Spring Hill, TN

Date(s): November 29, 1864

Location: Please click on link below for map.

Spring Hill, Tennessee, United States

Campaign(s): Franklin-Nashville Campaign [1864]

Battles in Campaign:



  • Union: Maj. Gen. John M. Schofield

  • Confederate: Gen. John Bell Hood

Principal Forces:

  • Union: IV and XXIII Army Corps

  • Confederate: Army of Tennessee


  • Spring Hill was the prelude to the Battle of Franklin. 

  • On the night of November 28, 1864, Gen. John Bell Hood’s Army of Tennessee marched toward Spring Hill to get astride Maj. Gen. John M. Schofield’s Union army’s life line.

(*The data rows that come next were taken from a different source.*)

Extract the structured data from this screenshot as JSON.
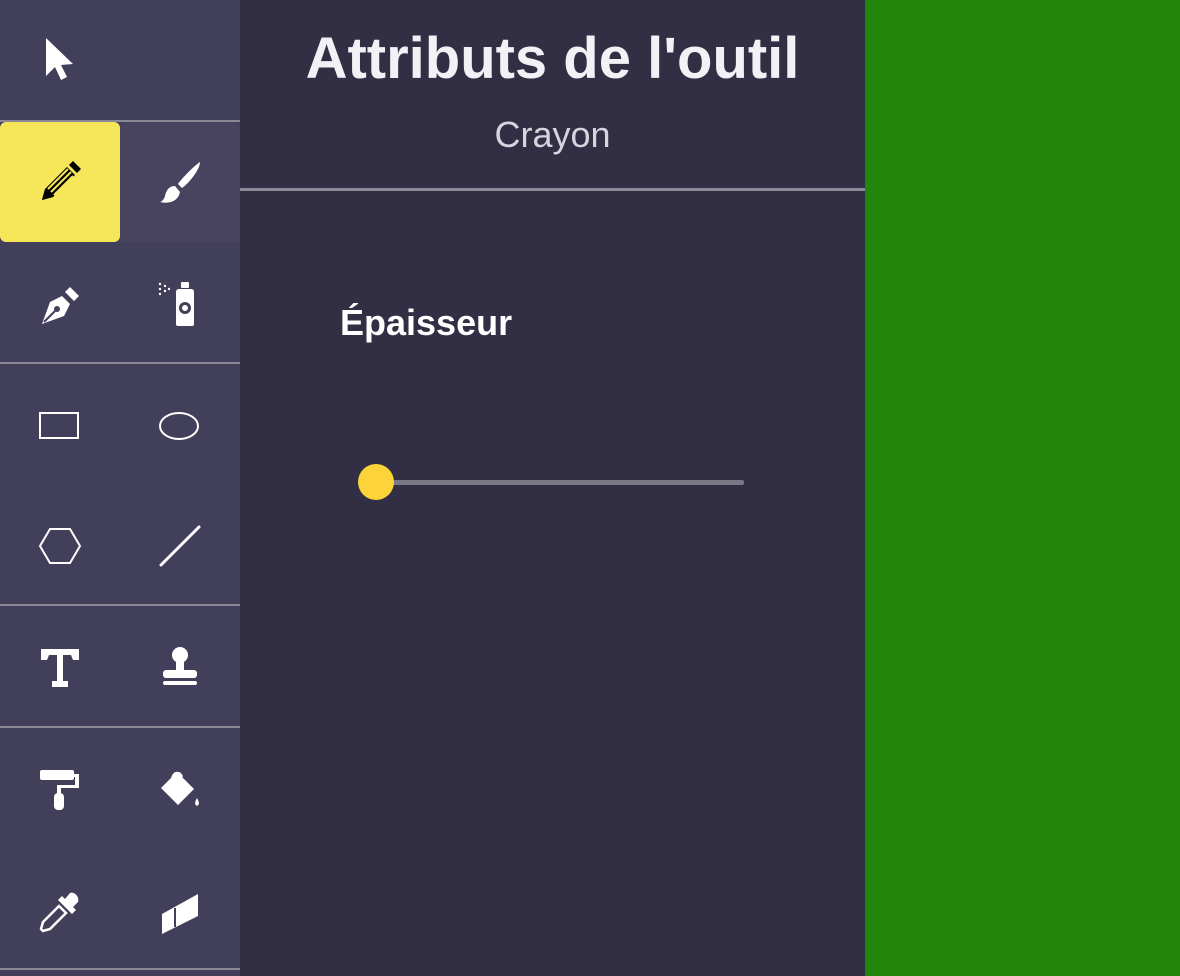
{
  "toolbar": {
    "tools": [
      {
        "id": "select",
        "icon": "cursor-arrow-icon",
        "state": "normal"
      },
      {
        "id": "pencil",
        "icon": "pencil-icon",
        "state": "selected"
      },
      {
        "id": "brush",
        "icon": "paintbrush-icon",
        "state": "hover"
      },
      {
        "id": "pen",
        "icon": "pen-nib-icon",
        "state": "normal"
      },
      {
        "id": "spray",
        "icon": "spray-can-icon",
        "state": "normal"
      },
      {
        "id": "rectangle",
        "icon": "rectangle-icon",
        "state": "normal"
      },
      {
        "id": "ellipse",
        "icon": "ellipse-icon",
        "state": "normal"
      },
      {
        "id": "polygon",
        "icon": "hexagon-icon",
        "state": "normal"
      },
      {
        "id": "line",
        "icon": "line-icon",
        "state": "normal"
      },
      {
        "id": "text",
        "icon": "text-icon",
        "state": "normal"
      },
      {
        "id": "stamp",
        "icon": "stamp-icon",
        "state": "normal"
      },
      {
        "id": "roller",
        "icon": "paint-roller-icon",
        "state": "normal"
      },
      {
        "id": "bucket",
        "icon": "fill-bucket-icon",
        "state": "normal"
      },
      {
        "id": "eyedropper",
        "icon": "eyedropper-icon",
        "state": "normal"
      },
      {
        "id": "eraser",
        "icon": "eraser-icon",
        "state": "normal"
      }
    ]
  },
  "panel": {
    "title": "Attributs de l'outil",
    "subtitle": "Crayon",
    "thickness_label": "Épaisseur",
    "thickness_slider": {
      "value": 0,
      "min": 0,
      "max": 100
    }
  },
  "canvas": {
    "background_color": "#22860a"
  },
  "colors": {
    "toolbar_bg": "#423f5a",
    "panel_bg": "#322e44",
    "selected_tool": "#f5e65a",
    "slider_thumb": "#fcd43a"
  }
}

  • Cavalry skirmishing between Brig. Gen. James H. Wilson’s Union cavalry and Maj. Gen. Nathan Bedford Forrest’s Confederate troopers continued throughout the day as the Confederates advanced.

  • On November 29, Hood’s infantry crossed Duck River and converged on Spring Hill.

  • In the meantime, Maj. Gen. Schofield reinforced the troops holding the crossroads at Spring Hill.

  • In late afternoon, the Federals repulsed a piecemeal Confederate infantry attack.

  • During the night, the rest of Schofield’s command passed from Columbia through Spring Hill to Franklin.

  • This was, perhaps, Hood’s best chance to isolate and defeat the Union army.

  • The engagement has been described as “one of the most controversial non-fighting events of the entire war."

Slide Presentation: None

Classification2: B

Casualties3: Unknown

  • Union:

  • Confederate:

Results:   Union Victory

Battlefield Websites: 

Lodging and Restaurants: Tennessee Tourism

Recommended Resources:

1 National Park Service summary.

2 Classification:

  • A - having a decisive influence on a campaign and a direct impact on the course of the war

  • B - having a direct and decisive influence on their campaign

  • C - having observable influence on the outcome of a campaign

  • D - having a limited influence on the outcome of their campaign or operation but achieving or affecting important local objectives

3 Casualties are someone killed, injured, wounded, captured or missing.

Revised 02/08/2013